MSC says that most of the elements in the Bloomberg story have already been publicly reported during the 3 1⁄2 years since the incident and that its Victim Impact Statement related to the incident is filed in court.
MSC says that most of the elements in the Bloomberg story have already been publicly reported during the 3 1⁄2 years since the incident and MSC’s Victim Impact Statement related to the incident is filed in court.
The cocaine trade has been surging in recent years and this is an industry-wide issue, says MSC. All modes of transport, from ships to trucks, trains and planes, are subject to the threat of illicit trafficking and as long as consumption continues, supply through international drug cartels will persist.
“Shipping lines and their staff are neither mandated, resourced nor trained to confront the dangerous individuals who operate organized criminal organizations,” continues MSC.
“The traffickers behind the MSC Gayane incident used groundbreaking methods to smuggle their drugs and the operation could not have been foreseen or predicted by any honest shipping operator.
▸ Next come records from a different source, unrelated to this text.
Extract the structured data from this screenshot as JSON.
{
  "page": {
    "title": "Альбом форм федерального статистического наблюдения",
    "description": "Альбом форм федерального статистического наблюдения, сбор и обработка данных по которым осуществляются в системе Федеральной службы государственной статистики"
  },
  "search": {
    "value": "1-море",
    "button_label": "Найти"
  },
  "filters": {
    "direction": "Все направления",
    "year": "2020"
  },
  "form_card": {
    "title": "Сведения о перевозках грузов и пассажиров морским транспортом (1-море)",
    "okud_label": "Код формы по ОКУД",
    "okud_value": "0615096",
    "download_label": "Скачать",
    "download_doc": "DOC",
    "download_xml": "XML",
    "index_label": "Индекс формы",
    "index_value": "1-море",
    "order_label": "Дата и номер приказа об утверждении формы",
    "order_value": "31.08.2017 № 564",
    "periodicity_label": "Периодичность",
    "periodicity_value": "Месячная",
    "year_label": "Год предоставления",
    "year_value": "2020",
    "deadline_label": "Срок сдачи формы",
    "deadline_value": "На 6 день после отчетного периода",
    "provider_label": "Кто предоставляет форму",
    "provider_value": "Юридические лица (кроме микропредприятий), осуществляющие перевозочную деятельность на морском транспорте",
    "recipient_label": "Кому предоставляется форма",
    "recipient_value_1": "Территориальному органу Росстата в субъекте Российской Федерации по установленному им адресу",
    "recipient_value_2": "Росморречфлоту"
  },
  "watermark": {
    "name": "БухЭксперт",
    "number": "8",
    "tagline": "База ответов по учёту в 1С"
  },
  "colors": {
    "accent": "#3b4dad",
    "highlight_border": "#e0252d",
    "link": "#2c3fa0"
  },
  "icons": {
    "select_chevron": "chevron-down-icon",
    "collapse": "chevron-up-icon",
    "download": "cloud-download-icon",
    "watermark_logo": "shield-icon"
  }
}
MSC, like others in the liner shipping industry, remains firmly opposed to this illegal trade and actively takes steps to counter the criminals’ new techniques.
MSC strongly objects to Bloomberg’s headline claim that the subversion of a small number of seafarers from Montenegro, in what remain very specific circumstances, amounts to the ‘company’ being ‘infiltrated’ by a drugs cartel.
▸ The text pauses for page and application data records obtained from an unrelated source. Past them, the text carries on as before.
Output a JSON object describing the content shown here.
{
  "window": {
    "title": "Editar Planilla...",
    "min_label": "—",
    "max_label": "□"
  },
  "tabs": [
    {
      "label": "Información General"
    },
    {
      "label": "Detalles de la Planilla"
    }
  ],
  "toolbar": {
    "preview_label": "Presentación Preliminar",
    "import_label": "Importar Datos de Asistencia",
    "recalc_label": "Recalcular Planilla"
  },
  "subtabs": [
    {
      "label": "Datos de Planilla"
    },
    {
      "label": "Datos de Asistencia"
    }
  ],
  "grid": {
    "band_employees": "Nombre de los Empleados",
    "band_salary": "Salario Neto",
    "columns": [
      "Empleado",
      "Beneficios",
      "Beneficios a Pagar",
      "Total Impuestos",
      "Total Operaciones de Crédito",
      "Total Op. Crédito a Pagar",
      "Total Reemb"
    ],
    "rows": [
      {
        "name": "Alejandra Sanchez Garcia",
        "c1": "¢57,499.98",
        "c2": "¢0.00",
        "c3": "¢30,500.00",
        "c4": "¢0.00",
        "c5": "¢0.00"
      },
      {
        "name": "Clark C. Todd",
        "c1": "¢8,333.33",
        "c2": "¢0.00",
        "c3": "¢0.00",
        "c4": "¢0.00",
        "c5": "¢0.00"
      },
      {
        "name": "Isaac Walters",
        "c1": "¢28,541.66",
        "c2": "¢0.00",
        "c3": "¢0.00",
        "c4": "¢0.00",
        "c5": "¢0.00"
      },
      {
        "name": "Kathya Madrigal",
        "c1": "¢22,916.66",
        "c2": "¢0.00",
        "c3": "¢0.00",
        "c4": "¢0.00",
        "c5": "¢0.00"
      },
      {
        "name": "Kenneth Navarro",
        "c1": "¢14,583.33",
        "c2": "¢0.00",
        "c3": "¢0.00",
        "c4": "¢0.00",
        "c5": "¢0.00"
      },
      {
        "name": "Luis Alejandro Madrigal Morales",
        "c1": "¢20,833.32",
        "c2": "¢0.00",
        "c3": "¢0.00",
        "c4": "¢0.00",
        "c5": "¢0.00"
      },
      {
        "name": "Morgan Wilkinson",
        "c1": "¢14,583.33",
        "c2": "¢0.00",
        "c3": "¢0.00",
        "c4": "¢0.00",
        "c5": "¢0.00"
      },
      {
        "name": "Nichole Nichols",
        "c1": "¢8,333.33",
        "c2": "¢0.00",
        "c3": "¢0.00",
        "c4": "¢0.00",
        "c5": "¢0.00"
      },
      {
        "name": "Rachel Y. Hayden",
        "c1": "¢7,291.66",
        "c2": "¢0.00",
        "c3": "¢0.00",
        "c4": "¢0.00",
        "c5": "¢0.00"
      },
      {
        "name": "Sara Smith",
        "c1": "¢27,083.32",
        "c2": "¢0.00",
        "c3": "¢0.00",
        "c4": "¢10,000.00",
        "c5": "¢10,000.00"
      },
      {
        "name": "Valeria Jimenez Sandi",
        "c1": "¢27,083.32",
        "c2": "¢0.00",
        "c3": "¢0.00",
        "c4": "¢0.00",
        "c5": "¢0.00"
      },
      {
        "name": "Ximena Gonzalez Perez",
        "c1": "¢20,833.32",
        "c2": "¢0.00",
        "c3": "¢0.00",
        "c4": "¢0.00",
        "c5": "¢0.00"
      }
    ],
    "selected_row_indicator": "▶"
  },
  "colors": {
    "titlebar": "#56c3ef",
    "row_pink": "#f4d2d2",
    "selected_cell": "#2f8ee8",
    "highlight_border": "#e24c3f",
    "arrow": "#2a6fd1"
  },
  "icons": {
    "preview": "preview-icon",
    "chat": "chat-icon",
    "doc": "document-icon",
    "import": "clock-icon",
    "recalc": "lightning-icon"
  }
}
“Montenegro has a long tradition of seafaring. The majority of its crew are honest, good at their job and work hard to earn a living for themselves and their families. All contractors to MSC passed through a robust vetting procedure that included the U.S. C-1/D visa for all Montenegrins who would call at U.S. ports. While MSC’s precautionary response to the Gayane drug seizure was to reallocate its Montenegrin contractors away from shipping routes that are most vulnerable to drugs trafficking, the company takes issue with the article’s overall characterization of one country’s maritime workforce based on the emergence of a tiny minority of criminals among them.
“Unfortunately, there will always be individuals who can be corrupted by drugs traffickers – or, even more difficult to predict, decent people who will succumb to violent threats by dangerous criminals against them and their families. This is a human factor which is impossible for individual companies to control entirely.”
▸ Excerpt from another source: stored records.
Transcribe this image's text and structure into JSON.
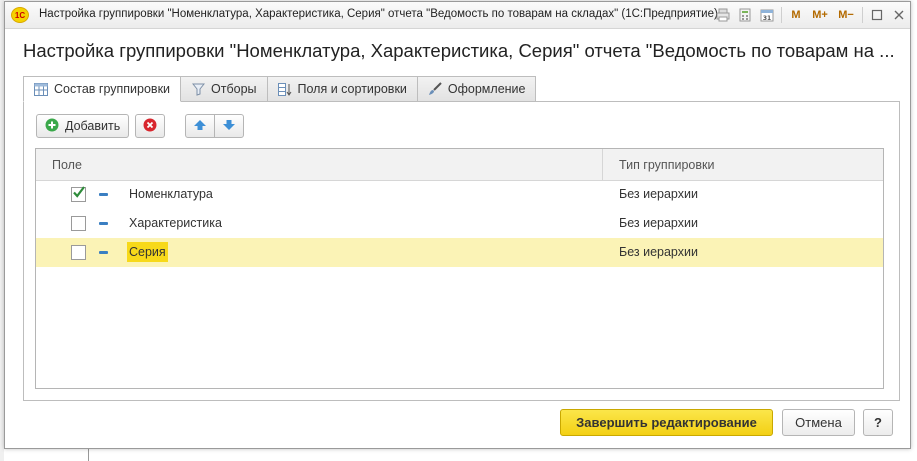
{
  "window": {
    "title": "Настройка группировки \"Номенклатура, Характеристика, Серия\" отчета \"Ведомость по товарам на складах\"  (1С:Предприятие)",
    "app_icon_text": "1С",
    "tools": {
      "m": "M",
      "m_plus": "M+",
      "m_minus": "M−"
    }
  },
  "heading": "Настройка группировки \"Номенклатура, Характеристика, Серия\" отчета \"Ведомость по товарам на ...",
  "tabs": [
    {
      "label": "Состав группировки",
      "icon": "table-icon",
      "active": true
    },
    {
      "label": "Отборы",
      "icon": "filter-icon",
      "active": false
    },
    {
      "label": "Поля и сортировки",
      "icon": "sort-fields-icon",
      "active": false
    },
    {
      "label": "Оформление",
      "icon": "brush-icon",
      "active": false
    }
  ],
  "toolbar": {
    "add_label": "Добавить"
  },
  "grid": {
    "columns": [
      "Поле",
      "Тип группировки"
    ],
    "rows": [
      {
        "name": "Номенклатура",
        "type": "Без иерархии",
        "checked": true,
        "selected": false
      },
      {
        "name": "Характеристика",
        "type": "Без иерархии",
        "checked": false,
        "selected": false
      },
      {
        "name": "Серия",
        "type": "Без иерархии",
        "checked": false,
        "selected": true
      }
    ]
  },
  "footer": {
    "finish_label": "Завершить редактирование",
    "cancel_label": "Отмена",
    "help_label": "?"
  },
  "colors": {
    "accent_yellow": "#f7d91a",
    "selected_row": "#fbf3b6",
    "check_green": "#2e8b3a",
    "dash_blue": "#3a7fc2"
  }
}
MSC says the 2019 incident was “certainly a wake-up call for the entire container shipping and logistics industry, given the elaborate nature of the underlying criminal activity.”
Since the Gayane incident, MSC has significantly intensified its own security efforts, investing far in excess of $50 million in 2022, and says there are now more than 50 different ways in which it seeks to detect potential illicit activity across major trade lanes, including state-of-the-art and proprietary technology based on artificial intelligence, in close cooperation with law enforcement bodies.
MSC notes that it will continue to constructively assist governments around the world wherever it can and remains an active partner of the U.S. C-TPAT (Customs-Trade Partnership Against Terrorism) initiative.